Khyla D. Craine: The NAACP is a non-partisan organization.  So, we don’t concern ourselves with which political party passed the laws, but what we do know is that they tend to have a negative impact upon voters of color. Voter fraud is a term that is being used to justify the need for Photo Voter Identification laws across the country.  As our friends at the Brennan Center for Justice at New York University documents very clearly, voter fraud is not an issue of significance in the United States.  The Brennan Center cites a study from the Washington Post which determined that out of one billion ballots cast from 2010-2014, there were only 31 credible instances of fraud.

The fear, and thereby the implementation of laws to combat alleged voter fraud, can (and has) made it more difficult for people to exercise their right to vote. So you are absolutely correct in that voter fraud is not an issue. I would also encourage you to read the recent decisions from North Carolina, Texas, and Kansas, where Courts continually hold that voter fraud has not been identified as an issue in those states. If you need to know what the laws are in your state, please go to our website, where you can find all the pertinent information about how to register and cast your ballot this fall.

Eric Claville: The best way to combat a fallacy is for the perpetrator or believer of the fallacy to present examples to prove its’ validity or truth.  Most of the time, one cannot but chooses to believe the fallacy, in part, because they truly want the response of the fallacy to materialize.  What do I mean by this?  As it relates to new voter ID laws, many that agree with the laws see the individuals that these laws will negatively impact, mostly people of color, young, poor and traditionally disenfranchised, as threats to their voting power.  Therefore, with or without credible evidence they will agree with the fallacy because they desire the result of the laws being enacted.

Just a quick reminder that numerous studies have shown that voter fraud in U.S. elections is rare. In a report titled “The Truth About Voter Fraud,” The Brennan Center for Justice at New York University School of Law cited voter fraud incident rates between 0.00004 percent and 0.0009 percent. If you see someone saying that votor fraud is a huge issue, please ask for sources. Anecdotes are not evidence. If you’re unsure, talk to your closest librarian. We’re good at determining the validity of information.
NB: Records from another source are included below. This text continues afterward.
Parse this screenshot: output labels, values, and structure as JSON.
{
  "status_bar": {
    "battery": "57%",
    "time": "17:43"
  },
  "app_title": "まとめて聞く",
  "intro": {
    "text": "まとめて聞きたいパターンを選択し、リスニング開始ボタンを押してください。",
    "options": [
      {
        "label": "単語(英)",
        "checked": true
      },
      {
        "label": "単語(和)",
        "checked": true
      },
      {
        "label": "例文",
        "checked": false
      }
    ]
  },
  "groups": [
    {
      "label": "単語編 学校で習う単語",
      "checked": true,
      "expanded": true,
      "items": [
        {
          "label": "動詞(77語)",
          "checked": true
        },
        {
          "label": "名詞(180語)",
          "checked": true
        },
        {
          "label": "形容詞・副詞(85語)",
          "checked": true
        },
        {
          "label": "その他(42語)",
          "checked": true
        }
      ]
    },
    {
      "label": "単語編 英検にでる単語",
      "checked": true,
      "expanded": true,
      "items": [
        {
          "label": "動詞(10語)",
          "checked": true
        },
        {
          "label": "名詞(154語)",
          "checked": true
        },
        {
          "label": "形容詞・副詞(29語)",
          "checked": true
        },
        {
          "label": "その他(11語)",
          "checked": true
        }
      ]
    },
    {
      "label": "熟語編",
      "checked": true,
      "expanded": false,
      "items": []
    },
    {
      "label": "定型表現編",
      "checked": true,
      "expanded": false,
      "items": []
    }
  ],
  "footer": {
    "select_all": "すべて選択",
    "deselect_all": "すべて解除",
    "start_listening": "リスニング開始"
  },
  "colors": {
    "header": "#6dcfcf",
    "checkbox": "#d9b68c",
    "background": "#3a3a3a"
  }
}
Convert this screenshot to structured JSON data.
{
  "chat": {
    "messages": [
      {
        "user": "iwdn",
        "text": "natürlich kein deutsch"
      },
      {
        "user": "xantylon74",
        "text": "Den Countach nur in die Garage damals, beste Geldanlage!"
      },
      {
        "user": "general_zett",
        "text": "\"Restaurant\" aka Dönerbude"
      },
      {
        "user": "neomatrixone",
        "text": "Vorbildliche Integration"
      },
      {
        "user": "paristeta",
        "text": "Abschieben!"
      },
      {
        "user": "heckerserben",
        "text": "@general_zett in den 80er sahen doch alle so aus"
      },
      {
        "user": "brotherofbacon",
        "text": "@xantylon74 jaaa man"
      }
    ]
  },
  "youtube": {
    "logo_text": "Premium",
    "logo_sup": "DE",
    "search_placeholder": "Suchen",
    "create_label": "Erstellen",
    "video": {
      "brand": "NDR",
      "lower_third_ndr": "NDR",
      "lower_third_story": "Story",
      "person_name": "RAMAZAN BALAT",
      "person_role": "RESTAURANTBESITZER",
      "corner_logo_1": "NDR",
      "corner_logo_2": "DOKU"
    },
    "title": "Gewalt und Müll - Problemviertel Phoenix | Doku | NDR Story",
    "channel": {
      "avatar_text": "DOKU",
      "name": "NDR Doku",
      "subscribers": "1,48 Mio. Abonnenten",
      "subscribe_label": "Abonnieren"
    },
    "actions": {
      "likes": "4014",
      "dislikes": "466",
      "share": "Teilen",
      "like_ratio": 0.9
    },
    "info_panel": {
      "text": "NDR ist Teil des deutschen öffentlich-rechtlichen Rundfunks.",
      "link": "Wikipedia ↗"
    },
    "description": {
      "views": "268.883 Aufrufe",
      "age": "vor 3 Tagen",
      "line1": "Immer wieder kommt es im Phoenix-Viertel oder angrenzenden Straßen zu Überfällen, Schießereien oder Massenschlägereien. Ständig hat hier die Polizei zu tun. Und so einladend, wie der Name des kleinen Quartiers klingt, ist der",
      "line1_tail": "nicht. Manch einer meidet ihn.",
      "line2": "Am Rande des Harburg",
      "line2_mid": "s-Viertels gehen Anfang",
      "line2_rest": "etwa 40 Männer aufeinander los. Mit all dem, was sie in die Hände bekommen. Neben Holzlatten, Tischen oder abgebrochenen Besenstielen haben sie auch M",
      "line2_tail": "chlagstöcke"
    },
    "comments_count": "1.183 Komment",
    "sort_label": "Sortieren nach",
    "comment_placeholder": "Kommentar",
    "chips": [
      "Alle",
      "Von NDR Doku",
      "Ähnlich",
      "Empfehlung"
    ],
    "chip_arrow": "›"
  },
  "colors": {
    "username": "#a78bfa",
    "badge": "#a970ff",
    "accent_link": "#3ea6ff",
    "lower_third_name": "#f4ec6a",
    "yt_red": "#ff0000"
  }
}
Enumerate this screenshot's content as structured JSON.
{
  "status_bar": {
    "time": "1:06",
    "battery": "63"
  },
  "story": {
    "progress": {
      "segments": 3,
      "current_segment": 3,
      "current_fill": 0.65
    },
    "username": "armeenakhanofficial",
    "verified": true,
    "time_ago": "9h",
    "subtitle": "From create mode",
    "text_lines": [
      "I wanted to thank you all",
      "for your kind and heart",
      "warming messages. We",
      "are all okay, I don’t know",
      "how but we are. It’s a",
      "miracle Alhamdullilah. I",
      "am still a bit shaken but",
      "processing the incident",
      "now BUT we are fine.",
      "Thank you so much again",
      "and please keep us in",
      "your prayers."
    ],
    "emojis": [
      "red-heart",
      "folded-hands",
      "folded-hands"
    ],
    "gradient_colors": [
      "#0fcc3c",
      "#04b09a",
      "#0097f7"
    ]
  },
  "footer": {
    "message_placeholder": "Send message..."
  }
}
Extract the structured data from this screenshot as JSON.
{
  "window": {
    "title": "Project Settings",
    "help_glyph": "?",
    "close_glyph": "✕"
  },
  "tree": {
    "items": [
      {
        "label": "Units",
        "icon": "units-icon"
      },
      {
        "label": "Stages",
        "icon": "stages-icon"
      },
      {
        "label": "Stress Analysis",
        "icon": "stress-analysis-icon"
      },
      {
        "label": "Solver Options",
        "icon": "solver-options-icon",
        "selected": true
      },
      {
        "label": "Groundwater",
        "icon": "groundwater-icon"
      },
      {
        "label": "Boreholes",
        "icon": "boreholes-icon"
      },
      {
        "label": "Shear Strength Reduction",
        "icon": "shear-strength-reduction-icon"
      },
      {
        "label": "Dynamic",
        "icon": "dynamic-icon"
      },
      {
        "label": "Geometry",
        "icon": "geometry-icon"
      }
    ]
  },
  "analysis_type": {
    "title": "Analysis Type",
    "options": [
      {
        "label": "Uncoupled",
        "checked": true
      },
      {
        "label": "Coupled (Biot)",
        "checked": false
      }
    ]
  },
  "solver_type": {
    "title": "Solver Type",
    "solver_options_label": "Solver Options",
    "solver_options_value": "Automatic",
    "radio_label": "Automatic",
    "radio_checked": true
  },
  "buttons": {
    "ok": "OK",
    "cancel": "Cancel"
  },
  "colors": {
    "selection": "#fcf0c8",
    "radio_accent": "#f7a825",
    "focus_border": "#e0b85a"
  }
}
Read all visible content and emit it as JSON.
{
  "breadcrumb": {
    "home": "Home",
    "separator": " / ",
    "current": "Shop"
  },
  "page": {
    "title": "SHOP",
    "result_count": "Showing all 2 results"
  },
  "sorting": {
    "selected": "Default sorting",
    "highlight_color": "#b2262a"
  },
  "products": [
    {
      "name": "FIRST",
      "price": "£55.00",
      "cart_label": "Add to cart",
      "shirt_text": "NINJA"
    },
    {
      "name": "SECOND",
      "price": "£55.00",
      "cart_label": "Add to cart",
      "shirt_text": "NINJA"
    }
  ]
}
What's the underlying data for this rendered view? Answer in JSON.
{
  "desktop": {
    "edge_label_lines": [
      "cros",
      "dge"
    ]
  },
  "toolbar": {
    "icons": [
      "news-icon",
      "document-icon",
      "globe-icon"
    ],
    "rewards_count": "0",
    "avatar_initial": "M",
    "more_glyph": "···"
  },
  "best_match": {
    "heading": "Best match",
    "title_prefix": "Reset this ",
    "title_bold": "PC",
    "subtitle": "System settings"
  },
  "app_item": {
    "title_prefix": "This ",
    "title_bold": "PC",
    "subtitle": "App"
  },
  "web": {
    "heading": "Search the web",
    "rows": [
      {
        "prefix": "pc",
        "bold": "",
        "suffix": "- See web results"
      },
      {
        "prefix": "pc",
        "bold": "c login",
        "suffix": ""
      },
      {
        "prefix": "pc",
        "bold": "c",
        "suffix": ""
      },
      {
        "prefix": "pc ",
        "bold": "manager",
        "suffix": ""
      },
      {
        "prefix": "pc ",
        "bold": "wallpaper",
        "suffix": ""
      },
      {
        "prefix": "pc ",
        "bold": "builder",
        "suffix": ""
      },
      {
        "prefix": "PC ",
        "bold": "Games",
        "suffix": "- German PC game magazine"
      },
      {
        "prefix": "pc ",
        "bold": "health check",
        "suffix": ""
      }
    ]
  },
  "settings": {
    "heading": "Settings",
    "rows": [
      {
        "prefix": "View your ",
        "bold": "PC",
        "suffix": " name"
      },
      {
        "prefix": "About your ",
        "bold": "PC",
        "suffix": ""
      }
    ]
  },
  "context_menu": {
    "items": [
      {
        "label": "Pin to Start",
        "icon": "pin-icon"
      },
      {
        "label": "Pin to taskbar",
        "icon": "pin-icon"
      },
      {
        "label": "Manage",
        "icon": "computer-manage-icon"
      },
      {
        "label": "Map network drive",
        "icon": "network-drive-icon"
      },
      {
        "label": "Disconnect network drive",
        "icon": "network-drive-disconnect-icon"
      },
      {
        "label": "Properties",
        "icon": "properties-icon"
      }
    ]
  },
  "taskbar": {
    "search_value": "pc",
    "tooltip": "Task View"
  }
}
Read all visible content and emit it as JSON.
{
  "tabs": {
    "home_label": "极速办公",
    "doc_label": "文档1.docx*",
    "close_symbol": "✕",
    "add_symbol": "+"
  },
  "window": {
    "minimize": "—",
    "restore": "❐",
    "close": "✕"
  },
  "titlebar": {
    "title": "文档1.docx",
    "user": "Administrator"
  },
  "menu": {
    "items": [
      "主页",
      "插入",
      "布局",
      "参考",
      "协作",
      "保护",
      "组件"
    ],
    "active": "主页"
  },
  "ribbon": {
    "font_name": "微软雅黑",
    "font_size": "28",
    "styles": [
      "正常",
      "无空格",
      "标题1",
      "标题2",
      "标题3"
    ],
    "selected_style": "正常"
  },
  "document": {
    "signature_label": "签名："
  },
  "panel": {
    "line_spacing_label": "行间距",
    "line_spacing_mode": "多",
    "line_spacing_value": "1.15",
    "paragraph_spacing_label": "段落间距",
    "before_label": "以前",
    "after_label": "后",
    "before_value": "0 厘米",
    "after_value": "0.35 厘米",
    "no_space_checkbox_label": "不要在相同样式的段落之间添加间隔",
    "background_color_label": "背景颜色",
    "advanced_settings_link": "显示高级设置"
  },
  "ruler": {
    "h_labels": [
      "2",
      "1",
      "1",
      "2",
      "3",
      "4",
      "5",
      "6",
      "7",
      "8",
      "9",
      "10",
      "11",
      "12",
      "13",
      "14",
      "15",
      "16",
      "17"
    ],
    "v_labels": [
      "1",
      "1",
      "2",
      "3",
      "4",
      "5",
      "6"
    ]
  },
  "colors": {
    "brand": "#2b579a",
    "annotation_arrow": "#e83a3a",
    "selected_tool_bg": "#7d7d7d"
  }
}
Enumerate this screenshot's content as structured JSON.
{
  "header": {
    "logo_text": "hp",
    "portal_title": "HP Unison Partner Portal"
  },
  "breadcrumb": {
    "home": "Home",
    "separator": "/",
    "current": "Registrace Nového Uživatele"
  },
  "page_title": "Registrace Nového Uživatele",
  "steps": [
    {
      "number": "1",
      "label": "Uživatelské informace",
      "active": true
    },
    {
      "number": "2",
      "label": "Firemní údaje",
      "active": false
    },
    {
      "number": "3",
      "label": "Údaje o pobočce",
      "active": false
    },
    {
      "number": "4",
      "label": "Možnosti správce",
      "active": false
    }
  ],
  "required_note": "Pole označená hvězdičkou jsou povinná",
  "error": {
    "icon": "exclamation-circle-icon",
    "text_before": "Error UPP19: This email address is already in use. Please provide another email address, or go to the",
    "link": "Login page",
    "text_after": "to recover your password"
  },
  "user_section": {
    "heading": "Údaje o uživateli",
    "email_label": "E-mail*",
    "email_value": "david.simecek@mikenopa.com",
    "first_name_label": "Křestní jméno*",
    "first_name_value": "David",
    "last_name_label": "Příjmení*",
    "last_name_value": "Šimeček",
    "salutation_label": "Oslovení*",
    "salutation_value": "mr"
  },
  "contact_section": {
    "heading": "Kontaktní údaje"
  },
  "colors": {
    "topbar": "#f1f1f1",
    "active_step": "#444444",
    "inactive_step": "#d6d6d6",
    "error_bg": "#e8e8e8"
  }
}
A federal appeals panel ruled Wednesday that a strict voter identification law in Texas discriminated against blacks and Hispanics and violated the Voting Rights Act of 1965 — a decision that election experts called an important step toward defining the reach of the landmark law.

The case is one of a few across the country that are being closely watched in legal circles after a 2013 Supreme Court decision that blocked the voting act’s most potent enforcement tool, federal oversight of election laws in numerous states, including Texas, with histories of racial discrimination.

While the federal act still bans laws that suppress minority voting, exactly what kinds of measures cross the legal line has been uncertain since that Supreme Court ruling.

The Texas ID law is one of the strictest of its kind in the country. The law requires voters to bring a government-issued photo ID to the polls. Accepted forms of identification include a driver’s license, a United States passport, a concealed-handgun license and a so-called election identification certificate, a card issued by the State Department of Public Safety.

Wendy R. Weiser, the director of the democracy program at the Brennan Center for Justice at New York University School of Law, called the ruling “great news for voters in Texas and for the country.”

“It does show the continuing relevance of the Voting Rights Act even in its weakened form,” said Ms. Weiser, whose organization helped represent some plaintiffs in the suit. “But it’s bittersweet because we’ve now gone through a federal election with this discriminatory voting law in place.